#### To do:
The entries below should be copied exactly and completely.

========

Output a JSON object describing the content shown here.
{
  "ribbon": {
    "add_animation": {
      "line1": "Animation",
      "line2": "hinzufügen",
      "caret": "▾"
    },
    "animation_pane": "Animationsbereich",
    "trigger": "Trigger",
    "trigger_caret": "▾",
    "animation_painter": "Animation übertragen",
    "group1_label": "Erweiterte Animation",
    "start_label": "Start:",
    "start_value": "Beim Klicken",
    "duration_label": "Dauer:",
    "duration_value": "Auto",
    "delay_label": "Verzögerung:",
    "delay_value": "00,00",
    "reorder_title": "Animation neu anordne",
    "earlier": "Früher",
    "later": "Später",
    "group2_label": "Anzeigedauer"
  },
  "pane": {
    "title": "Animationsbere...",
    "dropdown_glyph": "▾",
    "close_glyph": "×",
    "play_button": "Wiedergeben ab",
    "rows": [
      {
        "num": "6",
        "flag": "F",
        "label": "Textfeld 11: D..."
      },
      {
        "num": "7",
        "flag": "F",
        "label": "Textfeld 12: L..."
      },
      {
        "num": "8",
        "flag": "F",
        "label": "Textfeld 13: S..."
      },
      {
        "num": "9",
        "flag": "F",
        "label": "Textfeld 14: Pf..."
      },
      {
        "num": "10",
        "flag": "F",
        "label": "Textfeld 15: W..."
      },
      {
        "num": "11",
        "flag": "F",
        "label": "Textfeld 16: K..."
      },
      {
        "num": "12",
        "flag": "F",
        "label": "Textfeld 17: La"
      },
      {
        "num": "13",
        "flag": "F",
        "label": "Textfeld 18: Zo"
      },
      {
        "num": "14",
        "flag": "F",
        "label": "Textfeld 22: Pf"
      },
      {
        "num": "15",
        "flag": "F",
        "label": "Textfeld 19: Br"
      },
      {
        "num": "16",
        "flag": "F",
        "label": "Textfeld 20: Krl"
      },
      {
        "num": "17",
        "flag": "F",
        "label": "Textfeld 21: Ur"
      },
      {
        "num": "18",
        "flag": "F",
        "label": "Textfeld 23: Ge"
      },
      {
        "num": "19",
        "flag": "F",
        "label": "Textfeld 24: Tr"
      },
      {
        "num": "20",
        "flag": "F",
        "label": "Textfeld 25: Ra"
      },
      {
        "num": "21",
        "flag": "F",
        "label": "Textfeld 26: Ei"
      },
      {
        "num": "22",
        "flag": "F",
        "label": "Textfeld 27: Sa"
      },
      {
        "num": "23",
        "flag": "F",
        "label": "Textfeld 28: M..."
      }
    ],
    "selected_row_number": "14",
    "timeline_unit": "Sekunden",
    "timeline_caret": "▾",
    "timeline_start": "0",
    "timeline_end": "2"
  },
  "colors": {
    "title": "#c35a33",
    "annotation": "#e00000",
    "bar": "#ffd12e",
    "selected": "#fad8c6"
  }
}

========

#### Reply:
Output a JSON object describing the content shown here.
{
  "ribbon": {
    "add_animation": {
      "line1": "Animation",
      "line2": "hinzufügen",
      "caret": "▾"
    },
    "animation_pane": "Animationsbereich",
    "trigger": "Trigger",
    "trigger_caret": "▾",
    "animation_painter": "Animation übertragen",
    "group1_label": "Erweiterte Animation",
    "start_label": "Start:",
    "start_value": "Beim Klicken",
    "duration_label": "Dauer:",
    "duration_value": "Auto",
    "delay_label": "Verzögerung:",
    "delay_value": "00,00",
    "reorder_title": "Animation neu anordne",
    "earlier": "Früher",
    "later": "Später",
    "group2_label": "Anzeigedauer"
  },
  "pane": {
    "title": "Animationsbere...",
    "dropdown_glyph": "▾",
    "close_glyph": "×",
    "play_button": "Wiedergeben ab",
    "rows": [
      {
        "num": "6",
        "flag": "F",
        "label": "Textfeld 11: D..."
      },
      {
        "num": "7",
        "flag": "F",
        "label": "Textfeld 12: L..."
      },
      {
        "num": "8",
        "flag": "F",
        "label": "Textfeld 13: S..."
      },
      {
        "num": "9",
        "flag": "F",
        "label": "Textfeld 14: Pf..."
      },
      {
        "num": "10",
        "flag": "F",
        "label": "Textfeld 15: W..."
      },
      {
        "num": "11",
        "flag": "F",
        "label": "Textfeld 16: K..."
      },
      {
        "num": "12",
        "flag": "F",
        "label": "Textfeld 17: La"
      },
      {
        "num": "13",
        "flag": "F",
        "label": "Textfeld 18: Zo"
      },
      {
        "num": "14",
        "flag": "F",
        "label": "Textfeld 22: Pf"
      },
      {
        "num": "15",
        "flag": "F",
        "label": "Textfeld 19: Br"
      },
      {
        "num": "16",
        "flag": "F",
        "label": "Textfeld 20: Krl"
      },
      {
        "num": "17",
        "flag": "F",
        "label": "Textfeld 21: Ur"
      },
      {
        "num": "18",
        "flag": "F",
        "label": "Textfeld 23: Ge"
      },
      {
        "num": "19",
        "flag": "F",
        "label": "Textfeld 24: Tr"
      },
      {
        "num": "20",
        "flag": "F",
        "label": "Textfeld 25: Ra"
      },
      {
        "num": "21",
        "flag": "F",
        "label": "Textfeld 26: Ei"
      },
      {
        "num": "22",
        "flag": "F",
        "label": "Textfeld 27: Sa"
      },
      {
        "num": "23",
        "flag": "F",
        "label": "Textfeld 28: M..."
      }
    ],
    "selected_row_number": "14",
    "timeline_unit": "Sekunden",
    "timeline_caret": "▾",
    "timeline_start": "0",
    "timeline_end": "2"
  },
  "colors": {
    "title": "#c35a33",
    "annotation": "#e00000",
    "bar": "#ffd12e",
    "selected": "#fad8c6"
  }
}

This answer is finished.